Terrorism can seem to be (and perhaps sometimes is) a combination of symbolic thinking (abstracted from the particular people involved) and consequentialism, breaking a few symbolic eggs in order to make some mythical omelet. But there can be also what I hesitate to call an aesthetic aspect to it too. The goal is to create terror, after all, which is roughly the goal of horror movies (and books and music and whatever else can share that general form). Terrorists want to make nightmares reality, even if this is not their ultimate goal. It wouldn't be surprising if Breivik had seen Battle Royale. But I don't mean that it is necessarily bad to enjoy such films, or shock rock, or scary stories. My point is just to recognize that terrorism is more complicated than I might have suggested if I had left out this aspect of it.
I have some sympathy with the views of Chris Bertram and dsquared here, especially the latter's complaint about "failure to own one's own bullshit." But there is, I feel, a tension in Bertram's worrying about people selecting themselves into groups while criticizing a rather vague range of people he disagrees with (albeit rightly) and throwing out the word 'fascist' (which he then neither applies to these people nor really declines to apply: he explicitly rejects throwing this kind of mud as "not particularly useful," but he puts them all in the vicinity of the mud anyway, perhaps hoping they will fall in without his having to get his hands dirty). It is the thinking in terms of groups that is the real problem, I think. But let me immediately qualify that.
If we're talking about the mass murder of children then that is the real problem. But if we're talking about something more intellectual like an "epistemic environment" then the problem is not hatred of terrorism or "honor killings" or war crimes or imperialism. The problem is failing to distinguish between terrorists and Muslims, or between war criminals and Americans. The problem is thinking in terms of large and ill-defined groups. It is true that this tends to be a problem more on the right than anywhere else these days, at least in the USA, but there is nothing necessary about this truth, and it is dangerous for people not on the right to consider themselves thereby immune to it.
Perhaps philosophy can help here. As Frege said:
The logic books contain warnings against logical mistakes arising from the ambiguity of expressions. I regard as no less pertinent a warning against apparent proper names having no reference. The history of mathematics supplies errors which have arisen in this way. This lends itself to demagogic abuse as easily as ambiguity -- perhaps more easily. 'The will of the people' can serve as an example; for it is easy to establish that there is at any rate no generally accepted reference for this expression. It is therefore by no means unimportant to eliminate the source of these mistakes, at least in science, once and for all.It might be helpful to challenge on similar grounds references to "the liberal elites," "the gay agenda," perhaps even "Islam," but also "fascists" and perhaps also "elite scribblers of this [right-wing] spectrum." At any rate we should be careful about making such generalizations (even if it is sometimes very hard to avoid using them).
But I doubt that philosophy can do very much to change the world.
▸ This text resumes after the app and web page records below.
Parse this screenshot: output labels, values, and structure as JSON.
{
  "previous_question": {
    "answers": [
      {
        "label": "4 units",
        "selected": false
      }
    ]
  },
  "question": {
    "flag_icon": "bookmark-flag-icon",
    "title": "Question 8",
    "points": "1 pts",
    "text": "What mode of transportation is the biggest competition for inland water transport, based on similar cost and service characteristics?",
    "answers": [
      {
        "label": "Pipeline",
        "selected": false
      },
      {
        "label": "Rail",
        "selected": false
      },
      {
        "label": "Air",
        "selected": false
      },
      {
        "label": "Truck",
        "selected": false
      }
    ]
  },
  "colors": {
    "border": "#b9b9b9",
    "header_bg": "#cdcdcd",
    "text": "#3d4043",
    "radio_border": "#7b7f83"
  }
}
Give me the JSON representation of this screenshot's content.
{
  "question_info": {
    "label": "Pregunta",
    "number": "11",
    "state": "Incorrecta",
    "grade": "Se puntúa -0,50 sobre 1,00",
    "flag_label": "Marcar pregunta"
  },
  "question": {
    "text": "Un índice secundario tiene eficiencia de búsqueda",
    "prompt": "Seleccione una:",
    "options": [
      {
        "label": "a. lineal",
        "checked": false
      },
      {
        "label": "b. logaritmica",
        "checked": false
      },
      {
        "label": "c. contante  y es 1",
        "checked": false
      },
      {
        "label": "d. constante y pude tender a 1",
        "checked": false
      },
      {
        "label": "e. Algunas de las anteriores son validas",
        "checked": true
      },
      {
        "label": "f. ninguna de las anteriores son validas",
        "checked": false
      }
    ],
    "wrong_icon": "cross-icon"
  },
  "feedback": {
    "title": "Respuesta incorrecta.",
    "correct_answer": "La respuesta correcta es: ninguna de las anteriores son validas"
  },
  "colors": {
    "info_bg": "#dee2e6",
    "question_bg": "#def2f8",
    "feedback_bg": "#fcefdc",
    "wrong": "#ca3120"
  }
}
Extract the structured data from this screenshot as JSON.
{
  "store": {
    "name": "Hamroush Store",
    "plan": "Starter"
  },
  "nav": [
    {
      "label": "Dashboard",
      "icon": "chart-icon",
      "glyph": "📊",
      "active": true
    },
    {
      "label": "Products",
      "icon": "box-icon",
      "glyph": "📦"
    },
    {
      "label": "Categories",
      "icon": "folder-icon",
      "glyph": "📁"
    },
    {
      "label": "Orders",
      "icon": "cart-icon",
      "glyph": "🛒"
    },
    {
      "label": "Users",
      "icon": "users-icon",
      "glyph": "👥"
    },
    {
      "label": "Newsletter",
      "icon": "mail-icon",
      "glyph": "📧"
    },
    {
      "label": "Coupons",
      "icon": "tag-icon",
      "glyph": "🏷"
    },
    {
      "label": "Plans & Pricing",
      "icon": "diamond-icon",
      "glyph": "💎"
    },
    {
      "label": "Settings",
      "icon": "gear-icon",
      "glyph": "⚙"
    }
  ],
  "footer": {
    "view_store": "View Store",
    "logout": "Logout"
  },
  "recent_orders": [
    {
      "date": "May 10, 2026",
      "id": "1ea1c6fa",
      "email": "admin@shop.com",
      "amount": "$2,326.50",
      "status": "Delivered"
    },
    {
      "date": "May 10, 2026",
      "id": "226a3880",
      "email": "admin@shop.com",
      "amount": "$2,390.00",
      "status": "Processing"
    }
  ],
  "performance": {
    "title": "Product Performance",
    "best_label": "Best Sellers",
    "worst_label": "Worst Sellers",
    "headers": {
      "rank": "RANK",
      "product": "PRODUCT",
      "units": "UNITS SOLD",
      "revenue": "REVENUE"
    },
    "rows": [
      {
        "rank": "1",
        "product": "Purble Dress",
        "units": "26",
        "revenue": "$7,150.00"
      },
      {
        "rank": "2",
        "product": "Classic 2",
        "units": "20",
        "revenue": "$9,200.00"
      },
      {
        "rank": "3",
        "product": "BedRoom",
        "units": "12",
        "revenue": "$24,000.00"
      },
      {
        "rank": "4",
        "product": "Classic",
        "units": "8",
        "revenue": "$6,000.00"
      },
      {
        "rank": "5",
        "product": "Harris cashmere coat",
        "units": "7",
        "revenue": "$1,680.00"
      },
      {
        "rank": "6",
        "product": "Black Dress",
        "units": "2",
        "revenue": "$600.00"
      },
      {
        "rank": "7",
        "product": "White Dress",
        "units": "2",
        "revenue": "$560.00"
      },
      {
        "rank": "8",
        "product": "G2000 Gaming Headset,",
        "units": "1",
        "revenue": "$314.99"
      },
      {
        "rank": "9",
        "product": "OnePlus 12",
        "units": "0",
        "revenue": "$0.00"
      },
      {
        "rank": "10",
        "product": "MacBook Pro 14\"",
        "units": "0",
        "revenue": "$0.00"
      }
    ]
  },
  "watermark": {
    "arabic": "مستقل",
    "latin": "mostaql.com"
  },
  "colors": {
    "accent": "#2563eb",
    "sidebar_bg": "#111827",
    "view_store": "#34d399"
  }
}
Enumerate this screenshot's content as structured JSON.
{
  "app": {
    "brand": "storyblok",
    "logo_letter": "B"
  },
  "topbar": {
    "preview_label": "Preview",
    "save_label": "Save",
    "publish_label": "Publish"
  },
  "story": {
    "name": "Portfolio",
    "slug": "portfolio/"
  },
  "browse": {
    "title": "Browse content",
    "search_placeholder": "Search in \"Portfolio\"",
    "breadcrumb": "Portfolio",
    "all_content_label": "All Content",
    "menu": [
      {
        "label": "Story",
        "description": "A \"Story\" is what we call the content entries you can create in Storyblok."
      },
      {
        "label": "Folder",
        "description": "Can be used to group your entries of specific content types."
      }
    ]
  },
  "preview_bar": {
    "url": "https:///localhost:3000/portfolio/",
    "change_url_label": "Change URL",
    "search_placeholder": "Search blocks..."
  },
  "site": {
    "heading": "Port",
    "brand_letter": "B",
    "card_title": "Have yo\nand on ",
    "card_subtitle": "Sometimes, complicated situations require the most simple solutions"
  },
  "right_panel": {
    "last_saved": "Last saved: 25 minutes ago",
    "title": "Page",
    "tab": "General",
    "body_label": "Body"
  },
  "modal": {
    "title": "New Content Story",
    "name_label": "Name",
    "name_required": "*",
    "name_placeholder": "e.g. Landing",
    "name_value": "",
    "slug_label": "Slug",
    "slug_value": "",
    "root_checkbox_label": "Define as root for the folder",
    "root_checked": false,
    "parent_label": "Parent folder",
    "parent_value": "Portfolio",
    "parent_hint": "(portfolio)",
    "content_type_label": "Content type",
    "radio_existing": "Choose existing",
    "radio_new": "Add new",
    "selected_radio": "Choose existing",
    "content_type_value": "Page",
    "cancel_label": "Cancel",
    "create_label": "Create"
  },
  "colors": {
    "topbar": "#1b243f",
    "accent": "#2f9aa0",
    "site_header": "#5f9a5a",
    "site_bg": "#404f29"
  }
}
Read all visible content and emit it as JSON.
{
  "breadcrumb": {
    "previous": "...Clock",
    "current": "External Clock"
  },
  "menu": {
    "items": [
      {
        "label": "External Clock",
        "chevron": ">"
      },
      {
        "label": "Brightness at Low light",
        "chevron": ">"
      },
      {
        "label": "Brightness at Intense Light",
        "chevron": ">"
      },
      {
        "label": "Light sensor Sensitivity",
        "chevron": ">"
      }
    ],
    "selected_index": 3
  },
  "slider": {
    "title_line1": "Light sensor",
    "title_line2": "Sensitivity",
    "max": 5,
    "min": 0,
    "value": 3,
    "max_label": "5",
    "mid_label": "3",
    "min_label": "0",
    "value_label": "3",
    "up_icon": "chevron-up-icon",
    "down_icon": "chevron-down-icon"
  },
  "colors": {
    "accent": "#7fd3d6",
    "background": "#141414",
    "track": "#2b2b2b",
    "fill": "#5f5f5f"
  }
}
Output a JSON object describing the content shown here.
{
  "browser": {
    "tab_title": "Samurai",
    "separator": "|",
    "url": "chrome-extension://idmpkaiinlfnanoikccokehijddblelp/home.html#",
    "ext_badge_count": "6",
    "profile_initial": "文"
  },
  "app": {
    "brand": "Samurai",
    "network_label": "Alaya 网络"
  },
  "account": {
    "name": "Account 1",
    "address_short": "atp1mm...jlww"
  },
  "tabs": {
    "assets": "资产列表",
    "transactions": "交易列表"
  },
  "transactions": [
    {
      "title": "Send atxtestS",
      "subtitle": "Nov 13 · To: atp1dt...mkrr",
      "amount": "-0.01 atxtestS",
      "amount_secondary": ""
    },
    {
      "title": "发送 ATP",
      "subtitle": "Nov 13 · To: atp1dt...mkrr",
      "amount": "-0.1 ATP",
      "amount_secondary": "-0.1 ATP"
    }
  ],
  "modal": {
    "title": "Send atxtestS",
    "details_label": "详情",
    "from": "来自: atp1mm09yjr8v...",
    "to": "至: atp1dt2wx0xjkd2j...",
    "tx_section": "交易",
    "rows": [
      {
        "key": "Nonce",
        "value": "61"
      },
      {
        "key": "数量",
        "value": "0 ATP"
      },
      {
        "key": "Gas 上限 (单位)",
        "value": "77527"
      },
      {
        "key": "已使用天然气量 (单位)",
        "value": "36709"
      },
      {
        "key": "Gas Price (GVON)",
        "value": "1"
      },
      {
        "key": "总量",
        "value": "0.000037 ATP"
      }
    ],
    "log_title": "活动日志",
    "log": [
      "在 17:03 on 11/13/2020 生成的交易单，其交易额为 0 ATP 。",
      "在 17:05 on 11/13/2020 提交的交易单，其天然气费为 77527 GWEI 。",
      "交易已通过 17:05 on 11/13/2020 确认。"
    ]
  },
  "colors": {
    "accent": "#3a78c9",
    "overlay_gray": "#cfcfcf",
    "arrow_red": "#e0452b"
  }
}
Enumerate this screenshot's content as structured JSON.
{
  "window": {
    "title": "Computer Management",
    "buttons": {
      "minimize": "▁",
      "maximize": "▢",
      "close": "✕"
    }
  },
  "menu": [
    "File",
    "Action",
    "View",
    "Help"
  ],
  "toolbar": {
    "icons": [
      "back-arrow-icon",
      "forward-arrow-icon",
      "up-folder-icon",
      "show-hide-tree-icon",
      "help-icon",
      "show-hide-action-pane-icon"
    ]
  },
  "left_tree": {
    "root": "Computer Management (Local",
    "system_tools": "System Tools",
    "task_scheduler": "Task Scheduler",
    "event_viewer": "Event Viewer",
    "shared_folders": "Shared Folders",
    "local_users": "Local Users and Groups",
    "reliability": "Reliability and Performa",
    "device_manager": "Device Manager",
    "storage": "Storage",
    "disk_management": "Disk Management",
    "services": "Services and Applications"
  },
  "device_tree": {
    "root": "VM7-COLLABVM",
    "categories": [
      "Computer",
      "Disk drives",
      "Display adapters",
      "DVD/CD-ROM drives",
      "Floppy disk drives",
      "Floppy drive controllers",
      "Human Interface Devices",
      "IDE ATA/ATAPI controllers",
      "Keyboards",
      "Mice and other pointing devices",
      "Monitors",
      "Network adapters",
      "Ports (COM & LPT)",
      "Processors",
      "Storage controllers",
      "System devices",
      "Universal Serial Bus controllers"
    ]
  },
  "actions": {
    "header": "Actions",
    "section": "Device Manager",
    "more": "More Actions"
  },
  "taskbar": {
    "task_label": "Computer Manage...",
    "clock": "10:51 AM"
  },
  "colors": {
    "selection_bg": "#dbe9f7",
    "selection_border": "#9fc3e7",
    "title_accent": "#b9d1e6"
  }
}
I'm tempted to think that terrorism will become more a feature of life because people despair of the world being a genuinely democratic place. If it is ruled by multinational corporations and people like Rupert Murdoch, or some combination of money and stupidity, then how can anyone hope to achieve any political objective without using wealth (which we don't all have) or violence (which is much more accessible)? Or so, I imagine, some people think. Really, though, democracy is probably about as alive and well as it has ever been. Terrorism will continue because the means to create terror are widely available and there are a lot of crazy people out there.
It can't hurt to try to create a less hate-filled and more nuanced appreciation of reality though. I think we owe it to the victims of these crimes to do so. And in some sense, although this is probably the wrong language to use, we owe it to ourselves and to reality too. .